- **TASK TO CARRY OUT**: Print out the data below. Do not alter a single line.

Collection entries
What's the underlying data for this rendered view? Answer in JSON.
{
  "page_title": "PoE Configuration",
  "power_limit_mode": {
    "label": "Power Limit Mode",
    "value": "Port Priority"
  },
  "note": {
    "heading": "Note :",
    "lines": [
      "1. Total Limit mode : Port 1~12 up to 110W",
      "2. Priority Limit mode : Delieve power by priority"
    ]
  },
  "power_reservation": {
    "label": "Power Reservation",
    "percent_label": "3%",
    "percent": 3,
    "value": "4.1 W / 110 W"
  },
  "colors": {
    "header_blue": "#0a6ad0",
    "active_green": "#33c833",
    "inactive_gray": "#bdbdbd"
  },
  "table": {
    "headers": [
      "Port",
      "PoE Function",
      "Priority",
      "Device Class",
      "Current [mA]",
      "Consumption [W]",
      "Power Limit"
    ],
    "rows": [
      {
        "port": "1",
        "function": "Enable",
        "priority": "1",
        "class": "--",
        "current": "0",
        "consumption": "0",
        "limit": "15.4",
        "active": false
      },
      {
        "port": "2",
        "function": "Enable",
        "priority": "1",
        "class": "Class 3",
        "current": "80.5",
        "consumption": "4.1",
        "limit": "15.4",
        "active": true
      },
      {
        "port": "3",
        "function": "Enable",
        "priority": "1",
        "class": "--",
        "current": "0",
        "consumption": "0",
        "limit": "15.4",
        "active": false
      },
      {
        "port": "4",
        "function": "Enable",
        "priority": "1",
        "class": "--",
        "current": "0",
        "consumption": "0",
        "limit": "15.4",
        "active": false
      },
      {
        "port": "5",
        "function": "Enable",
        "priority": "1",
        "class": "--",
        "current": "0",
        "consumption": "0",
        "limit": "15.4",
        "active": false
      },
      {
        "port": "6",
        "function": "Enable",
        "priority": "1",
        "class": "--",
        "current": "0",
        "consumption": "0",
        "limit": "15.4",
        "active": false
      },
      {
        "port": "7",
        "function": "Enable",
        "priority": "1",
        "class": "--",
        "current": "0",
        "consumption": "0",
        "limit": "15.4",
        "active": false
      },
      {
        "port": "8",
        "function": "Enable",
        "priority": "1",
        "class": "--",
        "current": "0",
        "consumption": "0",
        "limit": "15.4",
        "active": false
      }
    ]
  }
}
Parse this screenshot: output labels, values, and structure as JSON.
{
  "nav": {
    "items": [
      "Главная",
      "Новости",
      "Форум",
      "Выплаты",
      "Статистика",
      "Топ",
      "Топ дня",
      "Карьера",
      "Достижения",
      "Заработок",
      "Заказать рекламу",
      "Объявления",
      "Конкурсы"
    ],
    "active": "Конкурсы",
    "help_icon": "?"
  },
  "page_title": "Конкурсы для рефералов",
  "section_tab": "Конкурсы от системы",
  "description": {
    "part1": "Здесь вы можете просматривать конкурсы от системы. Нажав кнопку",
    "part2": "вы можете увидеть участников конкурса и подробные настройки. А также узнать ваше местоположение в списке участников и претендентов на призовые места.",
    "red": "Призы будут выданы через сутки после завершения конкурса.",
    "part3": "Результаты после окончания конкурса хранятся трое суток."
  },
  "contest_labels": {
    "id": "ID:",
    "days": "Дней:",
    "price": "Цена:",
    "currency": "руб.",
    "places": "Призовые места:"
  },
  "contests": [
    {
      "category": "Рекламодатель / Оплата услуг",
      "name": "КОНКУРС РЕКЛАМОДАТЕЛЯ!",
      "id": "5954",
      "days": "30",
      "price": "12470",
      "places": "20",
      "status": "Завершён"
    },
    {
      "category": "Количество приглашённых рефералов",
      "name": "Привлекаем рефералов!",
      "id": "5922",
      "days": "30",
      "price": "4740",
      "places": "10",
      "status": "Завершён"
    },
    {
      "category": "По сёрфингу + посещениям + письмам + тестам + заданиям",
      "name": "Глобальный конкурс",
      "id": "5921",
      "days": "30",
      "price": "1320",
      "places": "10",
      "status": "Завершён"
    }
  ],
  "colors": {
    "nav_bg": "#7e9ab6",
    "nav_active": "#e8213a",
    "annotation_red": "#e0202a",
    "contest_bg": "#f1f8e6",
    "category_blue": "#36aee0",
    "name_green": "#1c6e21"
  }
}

- **RESULT FOR THIS TASK**:
What's the underlying data for this rendered view? Answer in JSON.
{
  "page_title": "PoE Configuration",
  "power_limit_mode": {
    "label": "Power Limit Mode",
    "value": "Port Priority"
  },
  "note": {
    "heading": "Note :",
    "lines": [
      "1. Total Limit mode : Port 1~12 up to 110W",
      "2. Priority Limit mode : Delieve power by priority"
    ]
  },
  "power_reservation": {
    "label": "Power Reservation",
    "percent_label": "3%",
    "percent": 3,
    "value": "4.1 W / 110 W"
  },
  "colors": {
    "header_blue": "#0a6ad0",
    "active_green": "#33c833",
    "inactive_gray": "#bdbdbd"
  },
  "table": {
    "headers": [
      "Port",
      "PoE Function",
      "Priority",
      "Device Class",
      "Current [mA]",
      "Consumption [W]",
      "Power Limit"
    ],
    "rows": [
      {
        "port": "1",
        "function": "Enable",
        "priority": "1",
        "class": "--",
        "current": "0",
        "consumption": "0",
        "limit": "15.4",
        "active": false
      },
      {
        "port": "2",
        "function": "Enable",
        "priority": "1",
        "class": "Class 3",
        "current": "80.5",
        "consumption": "4.1",
        "limit": "15.4",
        "active": true
      },
      {
        "port": "3",
        "function": "Enable",
        "priority": "1",
        "class": "--",
        "current": "0",
        "consumption": "0",
        "limit": "15.4",
        "active": false
      },
      {
        "port": "4",
        "function": "Enable",
        "priority": "1",
        "class": "--",
        "current": "0",
        "consumption": "0",
        "limit": "15.4",
        "active": false
      },
      {
        "port": "5",
        "function": "Enable",
        "priority": "1",
        "class": "--",
        "current": "0",
        "consumption": "0",
        "limit": "15.4",
        "active": false
      },
      {
        "port": "6",
        "function": "Enable",
        "priority": "1",
        "class": "--",
        "current": "0",
        "consumption": "0",
        "limit": "15.4",
        "active": false
      },
      {
        "port": "7",
        "function": "Enable",
        "priority": "1",
        "class": "--",
        "current": "0",
        "consumption": "0",
        "limit": "15.4",
        "active": false
      },
      {
        "port": "8",
        "function": "Enable",
        "priority": "1",
        "class": "--",
        "current": "0",
        "consumption": "0",
        "limit": "15.4",
        "active": false
      }
    ]
  }
}
Parse this screenshot: output labels, values, and structure as JSON.
{
  "nav": {
    "items": [
      "Главная",
      "Новости",
      "Форум",
      "Выплаты",
      "Статистика",
      "Топ",
      "Топ дня",
      "Карьера",
      "Достижения",
      "Заработок",
      "Заказать рекламу",
      "Объявления",
      "Конкурсы"
    ],
    "active": "Конкурсы",
    "help_icon": "?"
  },
  "page_title": "Конкурсы для рефералов",
  "section_tab": "Конкурсы от системы",
  "description": {
    "part1": "Здесь вы можете просматривать конкурсы от системы. Нажав кнопку",
    "part2": "вы можете увидеть участников конкурса и подробные настройки. А также узнать ваше местоположение в списке участников и претендентов на призовые места.",
    "red": "Призы будут выданы через сутки после завершения конкурса.",
    "part3": "Результаты после окончания конкурса хранятся трое суток."
  },
  "contest_labels": {
    "id": "ID:",
    "days": "Дней:",
    "price": "Цена:",
    "currency": "руб.",
    "places": "Призовые места:"
  },
  "contests": [
    {
      "category": "Рекламодатель / Оплата услуг",
      "name": "КОНКУРС РЕКЛАМОДАТЕЛЯ!",
      "id": "5954",
      "days": "30",
      "price": "12470",
      "places": "20",
      "status": "Завершён"
    },
    {
      "category": "Количество приглашённых рефералов",
      "name": "Привлекаем рефералов!",
      "id": "5922",
      "days": "30",
      "price": "4740",
      "places": "10",
      "status": "Завершён"
    },
    {
      "category": "По сёрфингу + посещениям + письмам + тестам + заданиям",
      "name": "Глобальный конкурс",
      "id": "5921",
      "days": "30",
      "price": "1320",
      "places": "10",
      "status": "Завершён"
    }
  ],
  "colors": {
    "nav_bg": "#7e9ab6",
    "nav_active": "#e8213a",
    "annotation_red": "#e0202a",
    "contest_bg": "#f1f8e6",
    "category_blue": "#36aee0",
    "name_green": "#1c6e21"
  }
}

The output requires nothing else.